Conferences are a great opportunity for professionals to come together and share ideas about industry trends. The DevLearn conference is held annually in Las Vegas and is sponsored by the The eLearning Guild. At the DevLearn2013 conference held this year from October 23-25, there were several presentations that included discussion about computing skills and digital literacy. There is a growing concern about basic computing skills and the effective use of the internet. Both corporate industry professionals and academic experts shared some interesting concerns about the lack of basic computing and information retrieval skills across the general population.
There has been much written about the classification of digital immigrants and digital natives. Digital immigrants are identified as those that have grown up with digital devices and internet technologies. Digital natives are those that have adopted the use of computing and internet technologies. The general premise has been that the natives possess skills beyond those of immigrants because they have grown up in a digital world. However, this idea is not only being challenged, but is a misconception. It is becoming more apparent that although natives have grown up with technology, they do not necessarily possess skills to use the internet effectively or have a good understanding of basic computing. The rise of smartphones has contributed to the myth of digital competence. It is likely more accurate to suggest that digital natives have less fear of technology, but not necessarily possess effective technology skills.
Corporate professionals pointed out that organizations are struggling with employees that cannot effectively navigate and use productivity software tools. Similarly, educators in academic environments shared that teachers often lack basic computer knowledge and therefore cannot effectively use technology as a learning tool. The assumption that anyone is more naturally suited to digital tools is a false premise. Computing skills and internet expertise must be taught; it is not instinctive or happens as a byproduct of exposure to digital devices! The concern across industries and learning environments was palpable during discussions at DevLearn2013, and requires remediation.

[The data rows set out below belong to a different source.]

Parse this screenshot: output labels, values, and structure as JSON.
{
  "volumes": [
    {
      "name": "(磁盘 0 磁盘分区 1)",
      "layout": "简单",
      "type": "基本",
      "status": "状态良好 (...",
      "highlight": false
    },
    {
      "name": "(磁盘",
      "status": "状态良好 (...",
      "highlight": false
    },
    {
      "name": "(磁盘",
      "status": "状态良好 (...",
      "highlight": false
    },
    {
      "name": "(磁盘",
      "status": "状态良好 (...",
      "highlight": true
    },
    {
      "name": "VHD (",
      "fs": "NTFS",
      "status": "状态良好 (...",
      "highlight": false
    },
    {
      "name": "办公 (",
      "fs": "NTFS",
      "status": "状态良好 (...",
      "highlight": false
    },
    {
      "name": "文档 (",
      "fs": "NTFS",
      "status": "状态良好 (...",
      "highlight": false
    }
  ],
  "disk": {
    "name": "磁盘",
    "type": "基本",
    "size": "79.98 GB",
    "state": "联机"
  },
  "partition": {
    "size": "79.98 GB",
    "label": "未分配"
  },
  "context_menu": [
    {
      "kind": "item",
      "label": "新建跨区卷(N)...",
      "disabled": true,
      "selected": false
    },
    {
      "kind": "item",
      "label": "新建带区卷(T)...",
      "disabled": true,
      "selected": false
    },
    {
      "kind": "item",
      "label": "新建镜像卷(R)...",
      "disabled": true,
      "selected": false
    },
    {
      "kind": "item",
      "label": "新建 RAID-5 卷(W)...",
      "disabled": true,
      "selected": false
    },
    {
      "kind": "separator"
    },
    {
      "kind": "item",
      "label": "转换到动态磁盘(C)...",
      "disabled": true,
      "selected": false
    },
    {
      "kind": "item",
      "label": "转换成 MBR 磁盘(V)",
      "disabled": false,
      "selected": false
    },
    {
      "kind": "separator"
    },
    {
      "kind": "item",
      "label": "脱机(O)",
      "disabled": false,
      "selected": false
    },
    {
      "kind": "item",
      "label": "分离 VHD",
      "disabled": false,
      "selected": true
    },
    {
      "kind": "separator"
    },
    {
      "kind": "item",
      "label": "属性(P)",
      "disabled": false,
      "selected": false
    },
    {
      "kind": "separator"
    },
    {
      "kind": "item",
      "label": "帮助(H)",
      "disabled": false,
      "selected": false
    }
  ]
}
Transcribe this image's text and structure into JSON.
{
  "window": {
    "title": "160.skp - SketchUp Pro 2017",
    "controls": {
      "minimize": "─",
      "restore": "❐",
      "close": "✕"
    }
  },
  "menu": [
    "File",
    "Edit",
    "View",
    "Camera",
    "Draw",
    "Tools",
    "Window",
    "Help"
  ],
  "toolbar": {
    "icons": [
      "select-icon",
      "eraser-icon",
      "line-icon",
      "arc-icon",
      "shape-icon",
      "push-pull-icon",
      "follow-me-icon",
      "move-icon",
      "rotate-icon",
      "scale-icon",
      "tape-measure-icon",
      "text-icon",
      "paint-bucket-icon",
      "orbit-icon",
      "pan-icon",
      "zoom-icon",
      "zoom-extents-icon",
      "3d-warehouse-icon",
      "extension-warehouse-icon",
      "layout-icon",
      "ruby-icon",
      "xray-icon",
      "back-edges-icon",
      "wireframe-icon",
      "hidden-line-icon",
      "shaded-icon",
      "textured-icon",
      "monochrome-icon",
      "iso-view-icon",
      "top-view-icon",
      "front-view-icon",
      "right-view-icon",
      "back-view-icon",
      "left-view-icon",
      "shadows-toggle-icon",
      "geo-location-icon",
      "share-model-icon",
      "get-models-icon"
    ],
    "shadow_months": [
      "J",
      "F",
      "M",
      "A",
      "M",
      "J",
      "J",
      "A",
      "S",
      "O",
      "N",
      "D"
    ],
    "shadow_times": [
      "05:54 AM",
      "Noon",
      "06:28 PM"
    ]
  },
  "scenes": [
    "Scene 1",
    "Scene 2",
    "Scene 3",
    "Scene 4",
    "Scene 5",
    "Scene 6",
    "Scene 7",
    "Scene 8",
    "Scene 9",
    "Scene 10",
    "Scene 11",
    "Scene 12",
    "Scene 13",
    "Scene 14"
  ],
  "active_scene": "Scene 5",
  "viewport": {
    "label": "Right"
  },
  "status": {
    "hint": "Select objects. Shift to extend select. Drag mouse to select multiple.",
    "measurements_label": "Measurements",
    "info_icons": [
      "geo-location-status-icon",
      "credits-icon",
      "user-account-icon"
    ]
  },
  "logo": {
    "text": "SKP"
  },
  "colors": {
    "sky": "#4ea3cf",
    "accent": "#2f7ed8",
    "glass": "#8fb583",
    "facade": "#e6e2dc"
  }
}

As we rely more and more on computing tools and internet based applications, the need for a basic understanding of computing and digital information is becoming more profoundly necessary. One remedy that organizations can consider is to adopt a formalized program that would strongly indicate a baseline level of computer skills. A good option is the use of a certification process. IC3 is a global certification for Internet and Computing Core Certification. The certification is offered by the organization Certiport. As stated by Certiport on their website, “IC³ certification is an excellent way to tell teachers, potential and current employers, academic institutions, government agencies, and the whole world that you have the digital literacy skills to function successfully, effectively, and productively. IC³ certification is the one credential that applies to whatever direction your education or career pursuits take you."
The certification requires three areas of study: (a) Key Applications, (b) Computing Fundamentals, and (c) Living Online. The knowledge required to earn this certification includes key applications such as Microsoft Word, Excel, and PowerPoint, basic computing principles, and skills for effective internet use. All organizations can potentially benefit across all organizational levels from such a program to address the need to for a baseline of computer competence. Many of the participants at the DevLearn2013 were not aware of such a certification program, and were very interested in exploring this option. It is becoming more apparent that it is necessary not only to teach the digital skills we require, but also to demonstrate competence.